Earlier this week, GP3 issued a statement confirming its team roster for the next three seasons that featured new entries from DAMS and Virtuosi Racing.

However, both Carlin and Status did not appear on the list, signalling that both had opted to leave GP3 at the end of 2015.

Status first entered GP3 back in 2010, but only set up a GP2 team in 2015 after taking over the old Caterham Racing operation.

This will now become the main focus for the Irish outfit, though, as explained by team boss Teddy Yip Jr. earlier this week.

“Status Grand Prix has not renewed entry into the GP3 Series from 2016 onwards in order to maximize focus on our GP2 campaign,” Yip said.

“Having finished second in the team championship in the inaugural GP3 Series, we have enjoyed six successful years in the category collecting nine race wins, 26 podium finishes and vying for numerous team and driver titles.

“We are very proud to have given opportunities and achieved success with drivers such as Robert Wickens, Antonio Felix da Costa, Alexander Sims and our current GP2 race winner, Richie Stanaway.

“We now look forward to finishing the 2015 GP2 and GP3 seasons on a high before mounting a robust GP2 title campaign in 2016.”

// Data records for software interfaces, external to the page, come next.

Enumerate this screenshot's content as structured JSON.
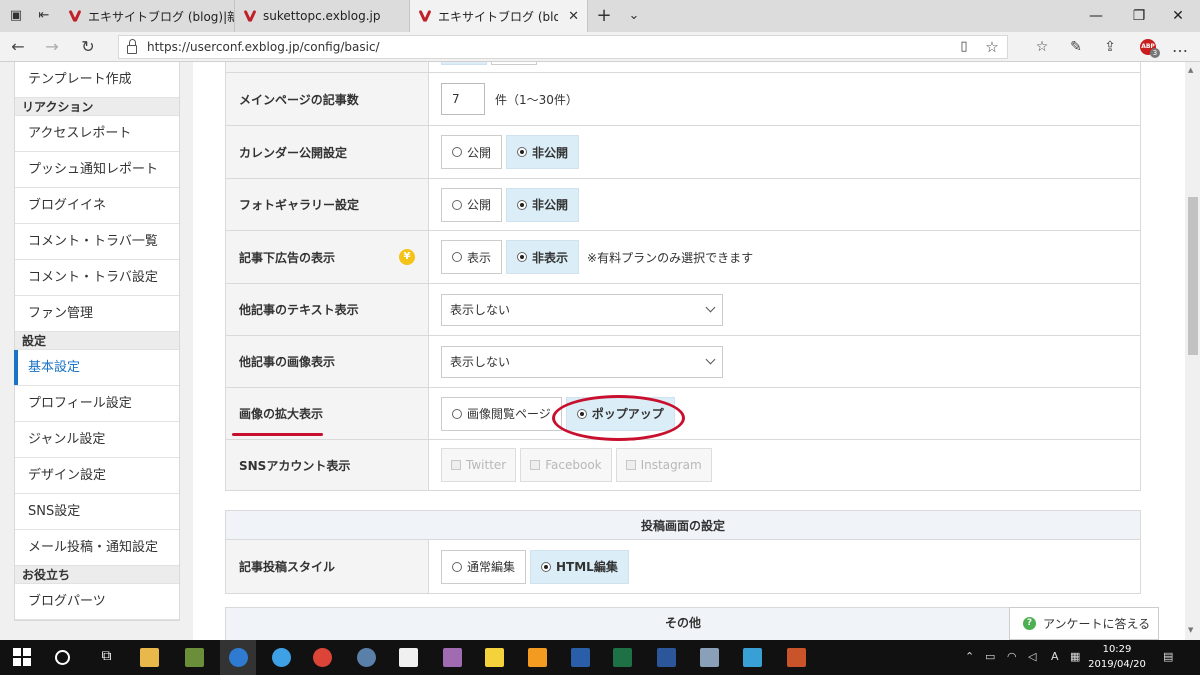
{
  "browser": {
    "tabs": [
      {
        "title": "エキサイトブログ (blog)|新規投"
      },
      {
        "title": "sukettopc.exblog.jp"
      },
      {
        "title": "エキサイトブログ (blog)|基本"
      }
    ],
    "url": "https://userconf.exblog.jp/config/basic/",
    "abp_label": "ABP",
    "abp_count": "3"
  },
  "sidebar": {
    "items": [
      {
        "type": "item",
        "label": "テンプレート作成"
      },
      {
        "type": "head",
        "label": "リアクション"
      },
      {
        "type": "item",
        "label": "アクセスレポート"
      },
      {
        "type": "item",
        "label": "プッシュ通知レポート"
      },
      {
        "type": "item",
        "label": "ブログイイネ"
      },
      {
        "type": "item",
        "label": "コメント・トラバ一覧"
      },
      {
        "type": "item",
        "label": "コメント・トラバ設定"
      },
      {
        "type": "item",
        "label": "ファン管理"
      },
      {
        "type": "head",
        "label": "設定"
      },
      {
        "type": "item",
        "label": "基本設定",
        "active": true
      },
      {
        "type": "item",
        "label": "プロフィール設定"
      },
      {
        "type": "item",
        "label": "ジャンル設定"
      },
      {
        "type": "item",
        "label": "デザイン設定"
      },
      {
        "type": "item",
        "label": "SNS設定"
      },
      {
        "type": "item",
        "label": "メール投稿・通知設定"
      },
      {
        "type": "head",
        "label": "お役立ち"
      },
      {
        "type": "item",
        "label": "ブログパーツ"
      }
    ]
  },
  "settings": {
    "main_page_count": {
      "label": "メインページの記事数",
      "value": "7",
      "suffix": "件（1〜30件）"
    },
    "calendar": {
      "label": "カレンダー公開設定",
      "opt_public": "公開",
      "opt_private": "非公開"
    },
    "photo_gallery": {
      "label": "フォトギャラリー設定",
      "opt_public": "公開",
      "opt_private": "非公開"
    },
    "ad_display": {
      "label": "記事下広告の表示",
      "yen": "¥",
      "opt_show": "表示",
      "opt_hide": "非表示",
      "note": "※有料プランのみ選択できます"
    },
    "other_text": {
      "label": "他記事のテキスト表示",
      "value": "表示しない"
    },
    "other_image": {
      "label": "他記事の画像表示",
      "value": "表示しない"
    },
    "image_zoom": {
      "label": "画像の拡大表示",
      "opt_page": "画像閲覧ページ",
      "opt_popup": "ポップアップ"
    },
    "sns": {
      "label": "SNSアカウント表示",
      "twitter": "Twitter",
      "facebook": "Facebook",
      "instagram": "Instagram"
    }
  },
  "post_section": {
    "title": "投稿画面の設定",
    "style": {
      "label": "記事投稿スタイル",
      "opt_normal": "通常編集",
      "opt_html": "HTML編集"
    }
  },
  "other_section": {
    "title": "その他"
  },
  "survey": {
    "icon": "?",
    "label": "アンケートに答える"
  },
  "taskbar": {
    "time": "10:29",
    "date": "2019/04/20"
  },
  "colors": {
    "accent": "#1a73c9",
    "annotation": "#c8102e",
    "selected": "#dbeef8"
  }
}
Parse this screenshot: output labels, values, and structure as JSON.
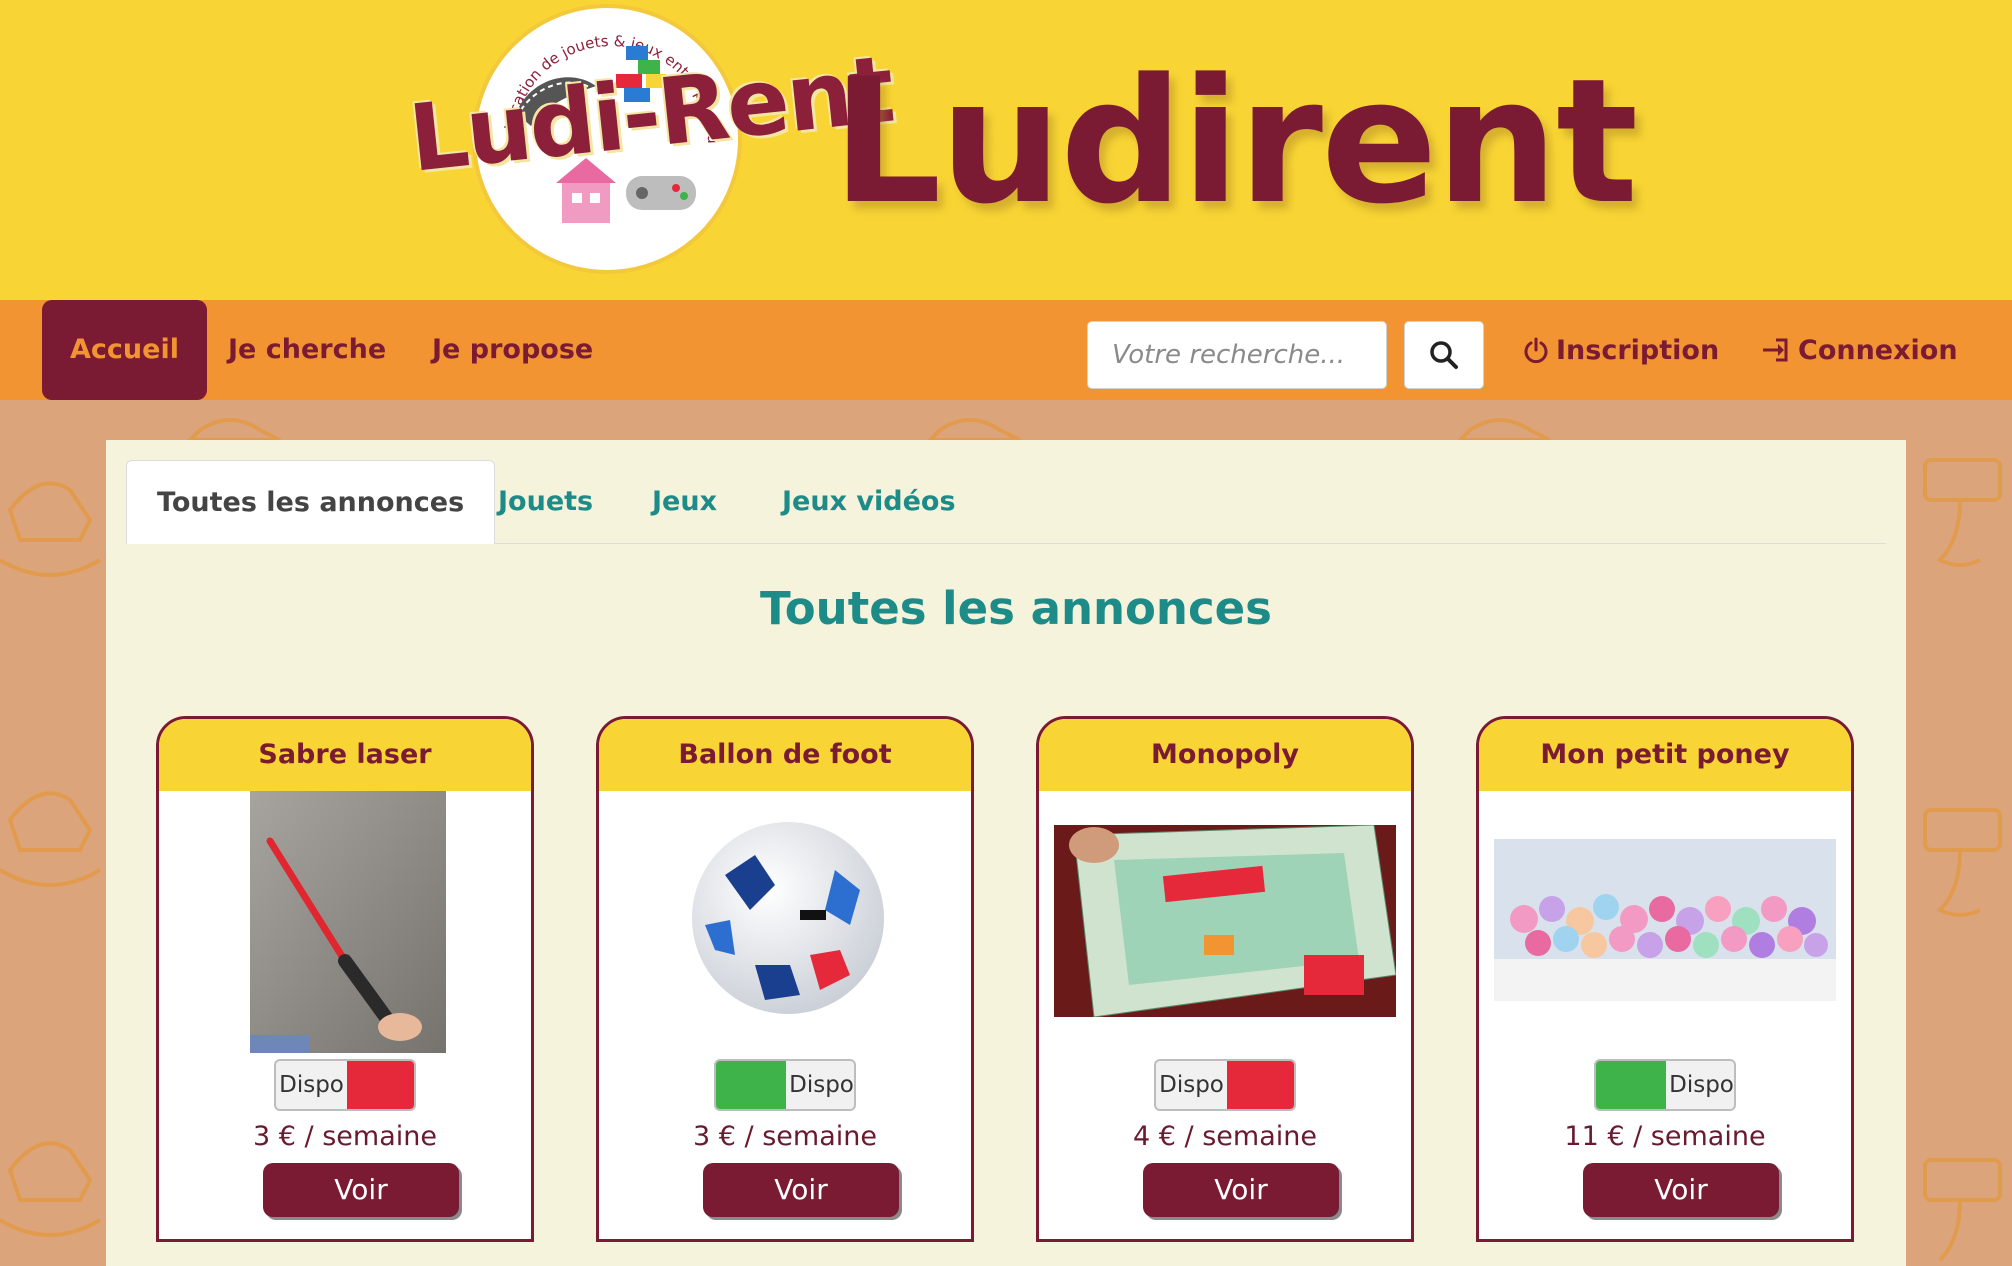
{
  "header": {
    "logo_text": "Ludi-Rent",
    "logo_tagline": "Location de jouets & jeux entre particuliers",
    "site_title": "Ludirent"
  },
  "nav": {
    "items": [
      {
        "label": "Accueil",
        "active": true
      },
      {
        "label": "Je cherche",
        "active": false
      },
      {
        "label": "Je propose",
        "active": false
      }
    ],
    "search_placeholder": "Votre recherche...",
    "inscription": "Inscription",
    "connexion": "Connexion"
  },
  "tabs": [
    {
      "label": "Toutes les annonces",
      "active": true
    },
    {
      "label": "Jouets",
      "active": false
    },
    {
      "label": "Jeux",
      "active": false
    },
    {
      "label": "Jeux vidéos",
      "active": false
    }
  ],
  "section_title": "Toutes les annonces",
  "cards": [
    {
      "title": "Sabre laser",
      "available": false,
      "toggle_label": "Dispo",
      "price": "3 € / semaine",
      "button": "Voir",
      "image": "lightsaber-photo"
    },
    {
      "title": "Ballon de foot",
      "available": true,
      "toggle_label": "Dispo",
      "price": "3 € / semaine",
      "button": "Voir",
      "image": "football-photo"
    },
    {
      "title": "Monopoly",
      "available": false,
      "toggle_label": "Dispo",
      "price": "4 € / semaine",
      "button": "Voir",
      "image": "monopoly-board-photo"
    },
    {
      "title": "Mon petit poney",
      "available": true,
      "toggle_label": "Dispo",
      "price": "11 € / semaine",
      "button": "Voir",
      "image": "ponies-collection-photo"
    }
  ],
  "colors": {
    "header_yellow": "#f8d534",
    "nav_orange": "#f19431",
    "brand_bordeaux": "#7a1a33",
    "teal": "#1d8b88",
    "panel_cream": "#f5f3dc",
    "toggle_on_green": "#3db34a",
    "toggle_off_red": "#e5293a"
  }
}
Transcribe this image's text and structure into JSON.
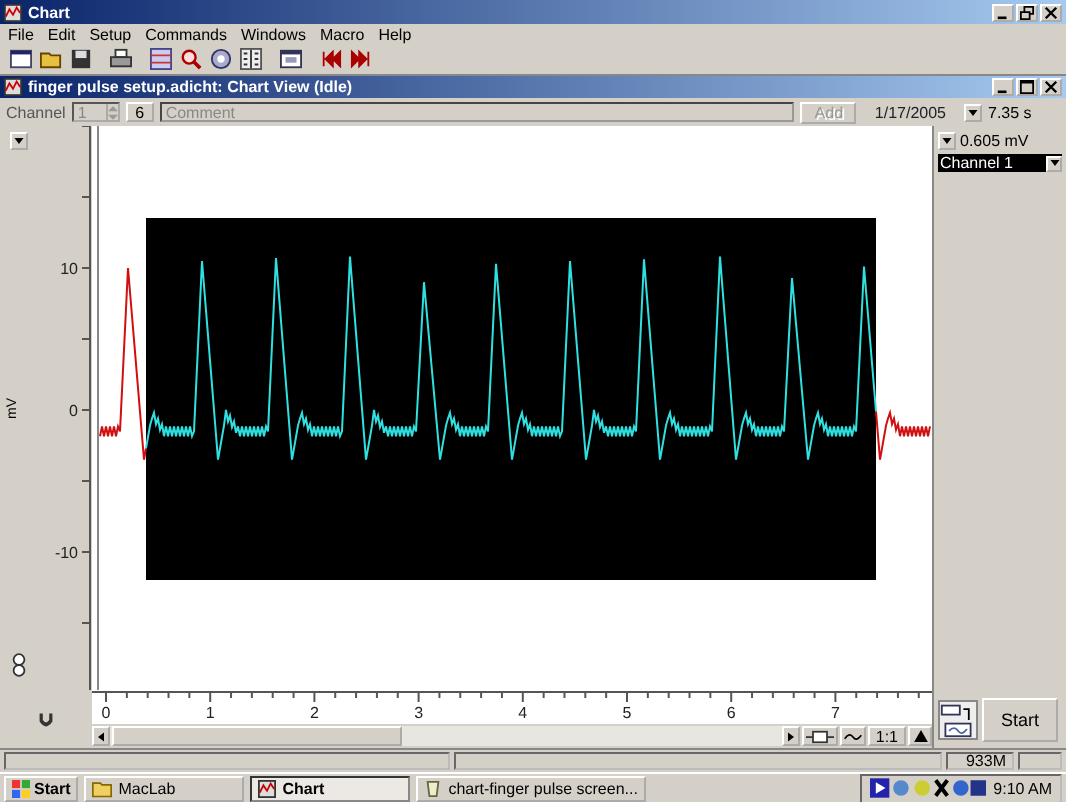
{
  "window": {
    "title": "Chart"
  },
  "menu": [
    "File",
    "Edit",
    "Setup",
    "Commands",
    "Windows",
    "Macro",
    "Help"
  ],
  "document": {
    "title": "finger pulse setup.adicht: Chart View (Idle)"
  },
  "channel_bar": {
    "label": "Channel",
    "channel": "1",
    "count": "6",
    "comment": {
      "placeholder": "Comment"
    },
    "add_button": {
      "label": "Add",
      "disabled": true
    },
    "date": "1/17/2005",
    "duration": "7.35 s"
  },
  "readout": {
    "value": "0.605 mV",
    "channel": "Channel 1"
  },
  "y_axis": {
    "unit": "mV",
    "ticks": [
      "10",
      "0",
      "-10"
    ]
  },
  "x_axis": {
    "ticks": [
      "0",
      "1",
      "2",
      "3",
      "4",
      "5",
      "6",
      "7"
    ]
  },
  "controls": {
    "zoom": "1:1",
    "start": "Start"
  },
  "status_bar": {
    "memory": "933M"
  },
  "taskbar": {
    "start": "Start",
    "items": [
      {
        "label": "MacLab",
        "kind": "folder",
        "selected": false
      },
      {
        "label": "Chart",
        "kind": "app",
        "selected": true
      },
      {
        "label": "chart-finger pulse screen...",
        "kind": "image",
        "selected": false
      }
    ],
    "clock": "9:10 AM"
  }
}
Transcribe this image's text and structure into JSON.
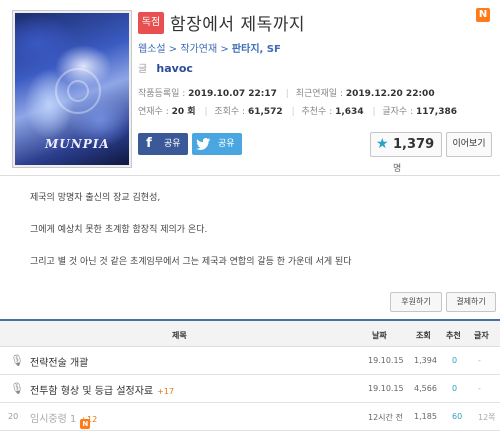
{
  "novel": {
    "badge": "독점",
    "title": "함장에서 제독까지",
    "new_badge": "N",
    "breadcrumb": {
      "site": "웹소설",
      "section": "작가연재",
      "genres": "판타지, SF"
    },
    "author_label": "글",
    "author": "havoc",
    "cover_logo": "MUNPIA"
  },
  "meta": {
    "first_label": "작품등록일 :",
    "first_value": "2019.10.07 22:17",
    "last_label": "최근연재일 :",
    "last_value": "2019.12.20 22:00",
    "episodes_label": "연재수 :",
    "episodes_value": "20 회",
    "views_label": "조회수 :",
    "views_value": "61,572",
    "recs_label": "추천수 :",
    "recs_value": "1,634",
    "chars_label": "글자수 :",
    "chars_value": "117,386"
  },
  "actions": {
    "facebook_icon": "f",
    "facebook_label": "공유",
    "twitter_label": "공유",
    "recommend_count": "1,379",
    "recommend_unit": "명",
    "continue_label": "이어보기"
  },
  "description": [
    "제국의 망명자 출신의 장교 김현성,",
    "그에게 예상치 못한 초계함 함장직 제의가 온다.",
    "그리고 별 것 아닌 것 같은 초계임무에서 그는 제국과 연합의 갈등 한 가운데 서게 된다"
  ],
  "support": {
    "sponsor_label": "후원하기",
    "pay_label": "결제하기"
  },
  "table": {
    "headers": {
      "title": "제목",
      "date": "날짜",
      "views": "조회",
      "recs": "추천",
      "chars": "글자"
    },
    "rows": [
      {
        "num": "",
        "title": "전략전술 개괄",
        "up": "",
        "date": "19.10.15",
        "views": "1,394",
        "recs": "0",
        "chars": "-"
      },
      {
        "num": "",
        "title": "전투함 형상 및 등급 설정자료",
        "up": "+17",
        "date": "19.10.15",
        "views": "4,566",
        "recs": "0",
        "chars": "-"
      },
      {
        "num": "20",
        "title": "임시중령 1",
        "up": "+12",
        "date": "12시간 전",
        "views": "1,185",
        "recs": "60",
        "chars": "12쪽"
      }
    ]
  },
  "colors": {
    "accent_blue": "#3b6db5",
    "badge_red": "#e94f4f",
    "new_orange": "#ff7a18",
    "recommend_teal": "#2aa1c6"
  }
}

Both GP2 and GP3 return from a one-month break next weekend in support of the Formula 1 Russian Grand Prix.